“ Family and community involvement in the schools has been linked to improved school programs and quality, better school attendance, and increased academic achievement of children (Michael, Dittus, & Epstein, 2007)
Exploration of different models will help schools reach out to families; replication of models that meet the needs of the community and school or development of programs based on community and family needs.
ECE Programs benefit education progress and academic achievement, reduce delinquency and crime, and improve ability in labor market.
Research has shown:
early intervention has more favorable results if the caregivers are well trained
center-based programs with smaller child-to-staff ratios are more successful
Examples of effective ECE Programs:
Head Start, High/Scope Perry Preschool Project, Carolina Abecedarian Project, Project CARE, Syracuse Family Development Research, Houston Parent– Child Development Center, Early Training Project, Chicago Child Parent Center, Oklahoma Pre-K, and AVANCE, School on Saturday, Brookline Early Education Proj.
Family has lead responsibility for child’s development
To guarantee a healthy society, all families must have access to needed programs and services.
Children and families are part of a balanced, circular system.
Child-rearing techniques are influenced by parents’ beliefs about child development, their confidence in their abilities, their child’s personality, and family or cultural child-rearing traditions, etc.
Allowing families to develop their own knowledge and assets encourages the healthy development of children.
Family needs vary based on members stage of life.

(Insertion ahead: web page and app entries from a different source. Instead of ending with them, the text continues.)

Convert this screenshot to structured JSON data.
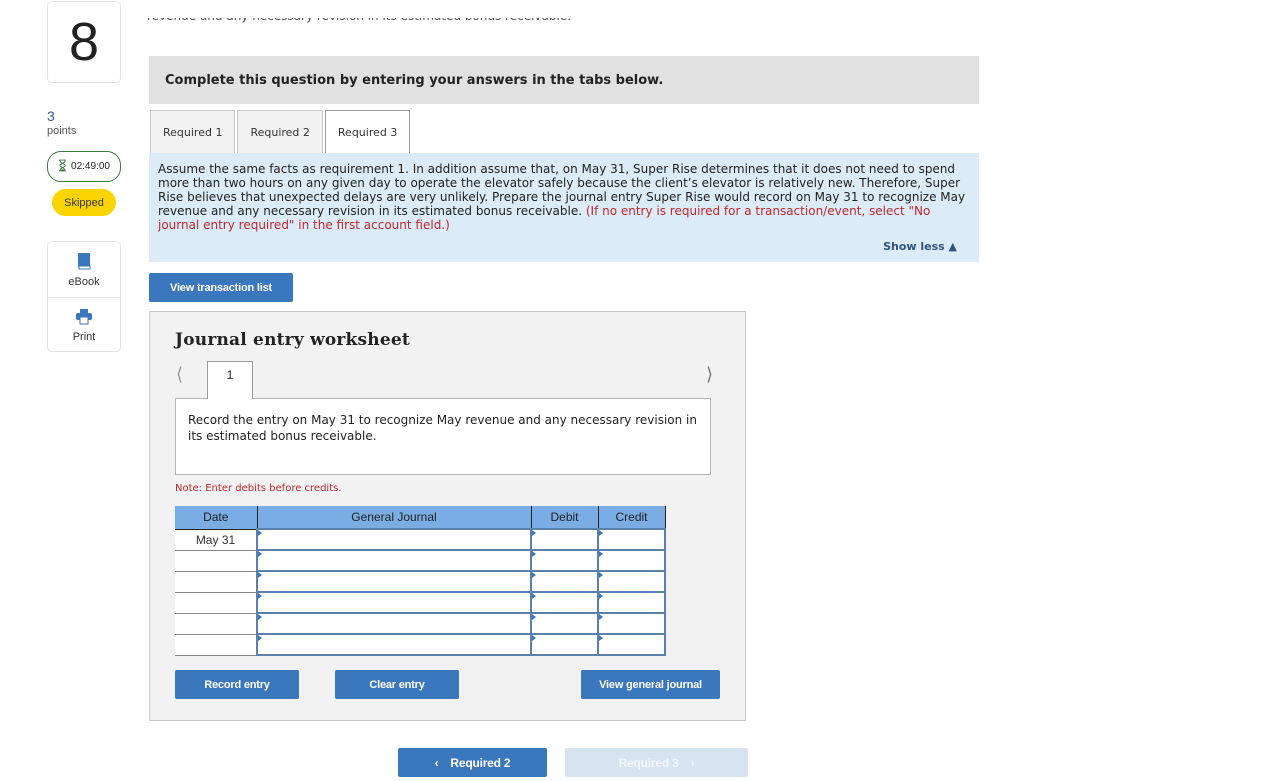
{
  "sidebar": {
    "question_number": "8",
    "points_value": "3",
    "points_label": "points",
    "timer": {
      "icon": "hourglass-icon",
      "value": "02:49:00",
      "color": "#3b7a3b"
    },
    "status_badge": {
      "label": "Skipped",
      "color": "#f9d400"
    },
    "tools": [
      {
        "label": "eBook",
        "icon": "book-icon"
      },
      {
        "label": "Print",
        "icon": "printer-icon"
      }
    ]
  },
  "question": {
    "cut_off_text": "revenue and any necessary revision in its estimated bonus receivable.",
    "instruction_banner": "Complete this question by entering your answers in the tabs below.",
    "tabs": [
      {
        "label": "Required 1",
        "active": false
      },
      {
        "label": "Required 2",
        "active": false
      },
      {
        "label": "Required 3",
        "active": true
      }
    ],
    "prompt": {
      "text": "Assume the same facts as requirement 1. In addition assume that, on May 31, Super Rise determines that it does not need to spend more than two hours on any given day to operate the elevator safely because the client’s elevator is relatively new. Therefore, Super Rise believes that unexpected delays are very unlikely. Prepare the journal entry Super Rise would record on May 31 to recognize May revenue and any necessary revision in its estimated bonus receivable. ",
      "instruction_red": "(If no entry is required for a transaction/event, select \"No journal entry required\" in the first account field.)",
      "show_less_label": "Show less ▲"
    },
    "view_transaction_list_label": "View transaction list"
  },
  "worksheet": {
    "title": "Journal entry worksheet",
    "prev_icon": "chevron-left-icon",
    "next_icon": "chevron-right-icon",
    "current_page": "1",
    "description": "Record the entry on May 31 to recognize May revenue and any necessary revision in its estimated bonus receivable.",
    "note": "Note: Enter debits before credits.",
    "columns": [
      "Date",
      "General Journal",
      "Debit",
      "Credit"
    ],
    "rows": [
      {
        "date": "May 31",
        "account": "",
        "debit": "",
        "credit": ""
      },
      {
        "date": "",
        "account": "",
        "debit": "",
        "credit": ""
      },
      {
        "date": "",
        "account": "",
        "debit": "",
        "credit": ""
      },
      {
        "date": "",
        "account": "",
        "debit": "",
        "credit": ""
      },
      {
        "date": "",
        "account": "",
        "debit": "",
        "credit": ""
      },
      {
        "date": "",
        "account": "",
        "debit": "",
        "credit": ""
      }
    ],
    "buttons": {
      "record": "Record entry",
      "clear": "Clear entry",
      "view_journal": "View general journal"
    }
  },
  "navigation": {
    "prev_label": "Required 2",
    "next_label": "Required 3",
    "next_disabled": true
  },
  "colors": {
    "accent_blue": "#3b77bc",
    "prompt_background": "#dcebf8",
    "instruction_red": "#c0272d",
    "table_header": "#79ade3"
  }
}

Families are empowered when they have resources and ability to improve their children, families, and communities themselves
(Family Support America’s Shared Leadership Series, 2000)